And I think we’re at a very critical moment in the equilibrium. No society, no human being, can survive without balance, without equilibrium. Nothing in excess, the ancient Greeks said. And Madison, one of the great founders, one of the great framers of our Constitution, built equilibrium into our system. We don’t have equilibrium now. The power of money trumps the power of democracy today, and I’m very worried about it. I said to—and if we don’t address this, if we don’t get a handle on what we were talking about—money in politics—and find a way to thwart it, tame it, we’re in —democracy should be a break on unbridled greed and power, because capitalism, capital, like a fire, can turn from a servant, a good servant, into an evil master. And democracy is the brake on my passions and my appetites and your greed and your wealth. And we have to get that equilibrium back.

Happy May Day

Happy May Day

Also know as International Workers Day.

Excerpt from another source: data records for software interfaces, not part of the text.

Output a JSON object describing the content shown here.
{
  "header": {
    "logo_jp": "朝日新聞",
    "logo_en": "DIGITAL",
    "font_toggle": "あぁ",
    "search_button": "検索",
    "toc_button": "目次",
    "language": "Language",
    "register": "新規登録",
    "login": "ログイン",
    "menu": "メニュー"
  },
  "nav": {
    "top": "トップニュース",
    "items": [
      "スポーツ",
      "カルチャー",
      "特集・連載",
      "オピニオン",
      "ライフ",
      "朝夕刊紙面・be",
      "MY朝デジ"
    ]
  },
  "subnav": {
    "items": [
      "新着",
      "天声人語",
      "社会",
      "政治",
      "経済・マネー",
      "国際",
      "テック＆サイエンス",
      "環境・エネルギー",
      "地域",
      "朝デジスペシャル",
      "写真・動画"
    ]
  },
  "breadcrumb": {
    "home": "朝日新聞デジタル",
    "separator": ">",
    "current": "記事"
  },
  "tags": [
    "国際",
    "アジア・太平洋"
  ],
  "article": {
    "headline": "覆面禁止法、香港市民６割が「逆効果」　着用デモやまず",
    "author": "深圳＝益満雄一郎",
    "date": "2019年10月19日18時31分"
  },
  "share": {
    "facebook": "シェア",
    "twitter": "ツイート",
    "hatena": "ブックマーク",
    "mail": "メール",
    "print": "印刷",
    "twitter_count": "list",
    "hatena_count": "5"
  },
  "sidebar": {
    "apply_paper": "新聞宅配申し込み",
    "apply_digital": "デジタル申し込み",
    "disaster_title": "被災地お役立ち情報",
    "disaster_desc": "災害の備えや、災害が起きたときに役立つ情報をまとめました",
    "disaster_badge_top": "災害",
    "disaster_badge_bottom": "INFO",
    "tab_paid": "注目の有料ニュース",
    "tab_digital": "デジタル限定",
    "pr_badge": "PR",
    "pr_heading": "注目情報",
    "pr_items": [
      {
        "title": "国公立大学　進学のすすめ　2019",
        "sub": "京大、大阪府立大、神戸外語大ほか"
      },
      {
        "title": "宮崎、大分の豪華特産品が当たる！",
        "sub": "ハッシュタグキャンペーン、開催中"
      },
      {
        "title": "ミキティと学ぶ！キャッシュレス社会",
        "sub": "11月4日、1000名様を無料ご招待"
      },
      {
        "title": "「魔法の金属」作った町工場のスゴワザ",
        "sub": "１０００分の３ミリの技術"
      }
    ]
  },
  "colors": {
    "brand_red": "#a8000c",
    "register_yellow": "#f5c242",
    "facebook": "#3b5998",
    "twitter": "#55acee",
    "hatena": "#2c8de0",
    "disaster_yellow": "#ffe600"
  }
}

On May 1, 1886, more than 300,000 workers in 13,000 businesses across the United States walked off their jobs in the first May Day celebration in history. In Chicago, the epicenter for the 8-hour day agitators, 40,000 went out on strike with the anarchists in the forefront of the public’s eye. With their fiery speeches and revolutionary ideology of direct action, anarchists and anarchism became respected and embraced by the working people and despised by the capitalists.

Read all about it here.

And here are some quotes about Labor:

“Labor is prior to, and independent of, capital. Capital is only the fruit of labor, and could never have existed if Labor had not first existed. Labor is superior to capital, and deserves much the higher consideration.” – Abraham Lincoln

“If capitalism is fair then unionism must be. If men have a right to capitalize their ideas and the resources of their country, then that implies the right of men to capitalize their labor.” – Frank Lloyd Wright

“The labor movement means just this: It is the last noble protest of the American people against the power of incorporated wealth.” – Wendell Phillips

“Although it is true that only about 20 percent of American workers are in unions, that 20 percent sets the standards across the board in salaries, benefits and working conditions. If you are making a decent salary in a non-union company, you owe that to the unions. One thing that corporations do not do is give out money out of the goodness of their hearts.” – Molly Ivins

“If hard work were such a wonderful thing, surely the rich would have kept it all to themselves.” – Lane Kirkland